BRX Pro Tip: Preparing for a Show Transcript
Stone Payton: [00:00:00] Welcome back to Business RadioX Pro Tips. Lee Kantor and Stone Payton here with you. Lee, let’s talk a little bit about preparing for a show. There’s some different schools of thought on this. I’ve watched you do it. Tell us, how do you think we want to approach it?
Lee Kantor: [00:00:18] My style is I do minimum preparation. I kind of get a feel for the guest based on their questions prior to the show. 15 minutes before the show, I’m looking at it usually for the first time. I’m going through their questions. I’m going through their website. I’m trying to see — going through their bio trying to see kind of threads that I might lean on during the course of the interview. I like the feeling of learning as I go. That gives me, I think, a better interview.
Lee Kantor: [00:00:47] There’s other people that like to — like we have clients that like to do extensive research. They read the book. They take notes on the book. They kind of are going back and investigating their client, going through their LinkedIn, and learning a lot about them. And that gives them comfort and confidence when they’re doing the interview. For me, I’m okay going with a little bit of chaos and not knowing and learning as I go.
Stone Payton: [00:01:14] But by the same token, on the other end of the spectrum, you can actually build in a relationship-building moment, a really fantastic touchpoint in the name of show prep, right? We’ve had our clients get together for coffee, or a phone call, or whatever to get ready for the show. So, there is value in that approach. It’s just that you and I, for our style, we prefer that more candid fresh approach.

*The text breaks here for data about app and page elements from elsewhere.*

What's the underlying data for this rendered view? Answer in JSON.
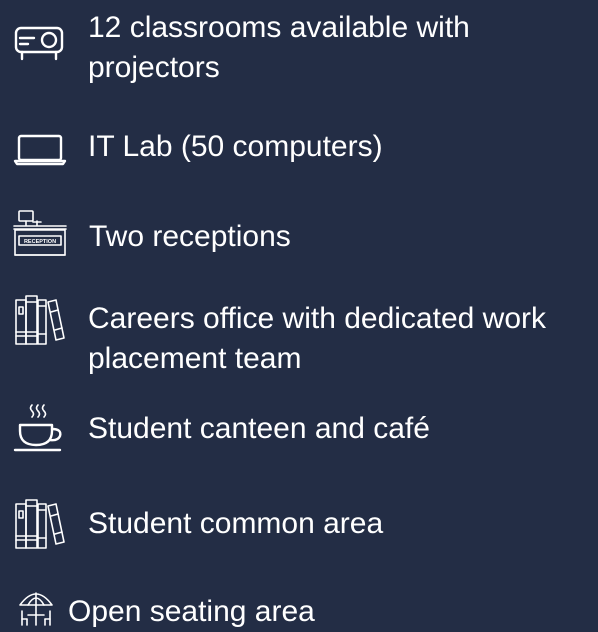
{
  "colors": {
    "background": "#232d45",
    "text": "#ffffff"
  },
  "facilities": [
    {
      "icon": "projector-icon",
      "lines": [
        "12 classrooms available with",
        "projectors"
      ]
    },
    {
      "icon": "laptop-icon",
      "lines": [
        "IT Lab (50 computers)"
      ]
    },
    {
      "icon": "reception-desk-icon",
      "icon_text": "RECEPTION",
      "lines": [
        "Two receptions"
      ]
    },
    {
      "icon": "books-icon",
      "lines": [
        "Careers office with dedicated work",
        "placement team"
      ]
    },
    {
      "icon": "coffee-cup-icon",
      "lines": [
        "Student canteen and café"
      ]
    },
    {
      "icon": "books-icon",
      "lines": [
        "Student common area"
      ]
    },
    {
      "icon": "umbrella-table-icon",
      "lines": [
        "Open seating area"
      ]
    }
  ]
}
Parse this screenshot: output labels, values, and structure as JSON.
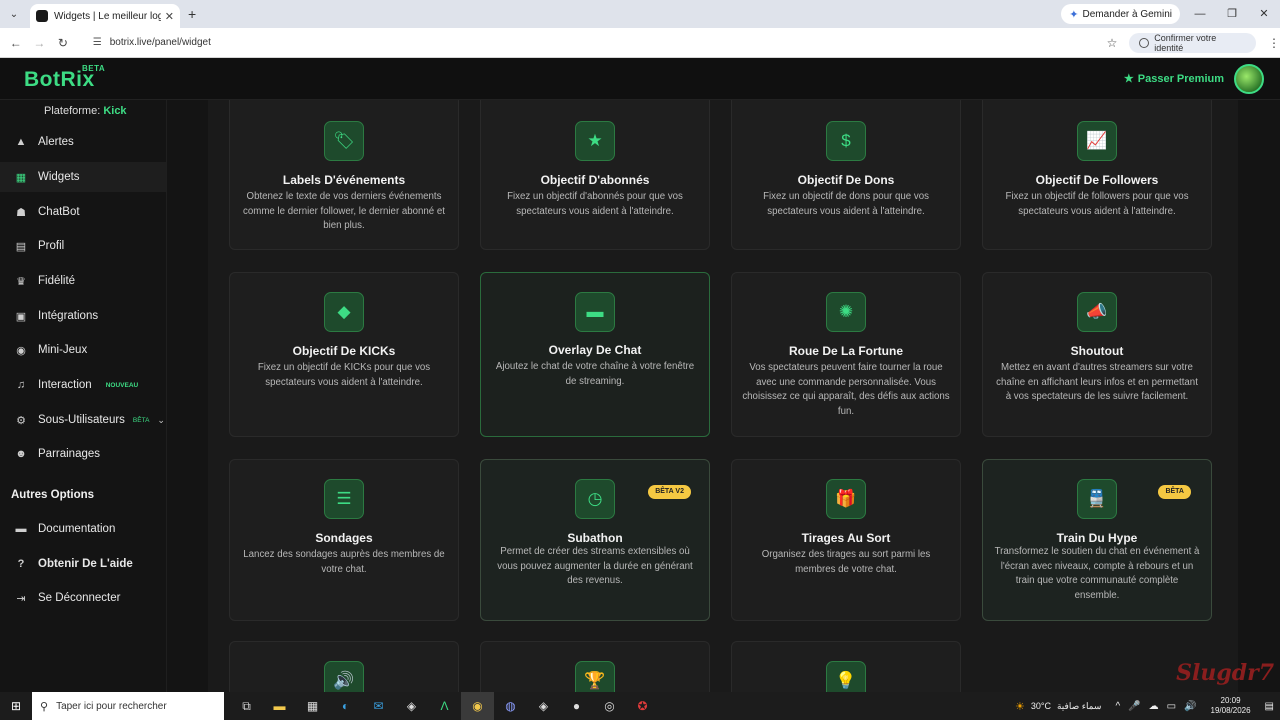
{
  "browser": {
    "tab_title": "Widgets | Le meilleur logiciel p",
    "gemini_label": "Demander à Gemini",
    "url": "botrix.live/panel/widget",
    "confirm_label": "Confirmer votre identité"
  },
  "header": {
    "logo": "BotRix",
    "logo_badge": "BETA",
    "premium_label": "Passer Premium"
  },
  "sidebar": {
    "platform_label": "Plateforme:",
    "platform_value": "Kick",
    "items": [
      {
        "label": "Alertes",
        "icon": "warning-icon"
      },
      {
        "label": "Widgets",
        "icon": "widgets-icon"
      },
      {
        "label": "ChatBot",
        "icon": "robot-icon"
      },
      {
        "label": "Profil",
        "icon": "id-card-icon"
      },
      {
        "label": "Fidélité",
        "icon": "trophy-icon"
      },
      {
        "label": "Intégrations",
        "icon": "integration-icon"
      },
      {
        "label": "Mini-Jeux",
        "icon": "gamepad-icon"
      },
      {
        "label": "Interaction",
        "icon": "music-icon",
        "tag": "NOUVEAU"
      },
      {
        "label": "Sous-Utilisateurs",
        "icon": "users-icon",
        "tag": "BÊTA"
      },
      {
        "label": "Parrainages",
        "icon": "referral-icon"
      }
    ],
    "section_title": "Autres Options",
    "other_items": [
      {
        "label": "Documentation",
        "icon": "document-icon"
      },
      {
        "label": "Obtenir De L'aide",
        "icon": "help-icon"
      },
      {
        "label": "Se Déconnecter",
        "icon": "logout-icon"
      }
    ]
  },
  "cards": [
    {
      "title": "Labels D'événements",
      "desc": "Obtenez le texte de vos derniers événements comme le dernier follower, le dernier abonné et bien plus.",
      "icon": "tag-icon"
    },
    {
      "title": "Objectif D'abonnés",
      "desc": "Fixez un objectif d'abonnés pour que vos spectateurs vous aident à l'atteindre.",
      "icon": "star-icon"
    },
    {
      "title": "Objectif De Dons",
      "desc": "Fixez un objectif de dons pour que vos spectateurs vous aident à l'atteindre.",
      "icon": "dollar-icon"
    },
    {
      "title": "Objectif De Followers",
      "desc": "Fixez un objectif de followers pour que vos spectateurs vous aident à l'atteindre.",
      "icon": "chart-icon"
    },
    {
      "title": "Objectif De KICKs",
      "desc": "Fixez un objectif de KICKs pour que vos spectateurs vous aident à l'atteindre.",
      "icon": "gem-icon"
    },
    {
      "title": "Overlay De Chat",
      "desc": "Ajoutez le chat de votre chaîne à votre fenêtre de streaming.",
      "icon": "chat-icon"
    },
    {
      "title": "Roue De La Fortune",
      "desc": "Vos spectateurs peuvent faire tourner la roue avec une commande personnalisée. Vous choisissez ce qui apparaît, des défis aux actions fun.",
      "icon": "wheel-icon"
    },
    {
      "title": "Shoutout",
      "desc": "Mettez en avant d'autres streamers sur votre chaîne en affichant leurs infos et en permettant à vos spectateurs de les suivre facilement.",
      "icon": "megaphone-icon"
    },
    {
      "title": "Sondages",
      "desc": "Lancez des sondages auprès des membres de votre chat.",
      "icon": "poll-icon"
    },
    {
      "title": "Subathon",
      "desc": "Permet de créer des streams extensibles où vous pouvez augmenter la durée en générant des revenus.",
      "icon": "clock-icon",
      "badge": "BÊTA V2"
    },
    {
      "title": "Tirages Au Sort",
      "desc": "Organisez des tirages au sort parmi les membres de votre chat.",
      "icon": "gift-icon"
    },
    {
      "title": "Train Du Hype",
      "desc": "Transformez le soutien du chat en événement à l'écran avec niveaux, compte à rebours et un train que votre communauté complète ensemble.",
      "icon": "train-icon",
      "badge": "BÊTA"
    }
  ],
  "partial_cards_icons": [
    "speaker-icon",
    "trophy-icon",
    "bulb-icon"
  ],
  "taskbar": {
    "search_placeholder": "Taper ici pour rechercher",
    "weather": "30°C",
    "weather_text": "سماء صافية",
    "time": "20:09",
    "date": "19/08/2026"
  },
  "watermark": "Slugdr7"
}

Lee Kantor: [00:01:43] Right. Now, recommending to a client though, for their prep, relationship-building moments by building in a pre-show, pre-interview conversation to give the guest an idea of what’s going to happen, that makes perfect sense. And clients love that idea, But for us doing house shows, because we do it so frequently, I’m less inclined to invest that much time. I’d rather kind of meet the person, vet the person on the house show, rather than have a pre-meeting prior to the show, then have the show. But for a client, I highly recommend they build in as part of their process a pre-interview conversation.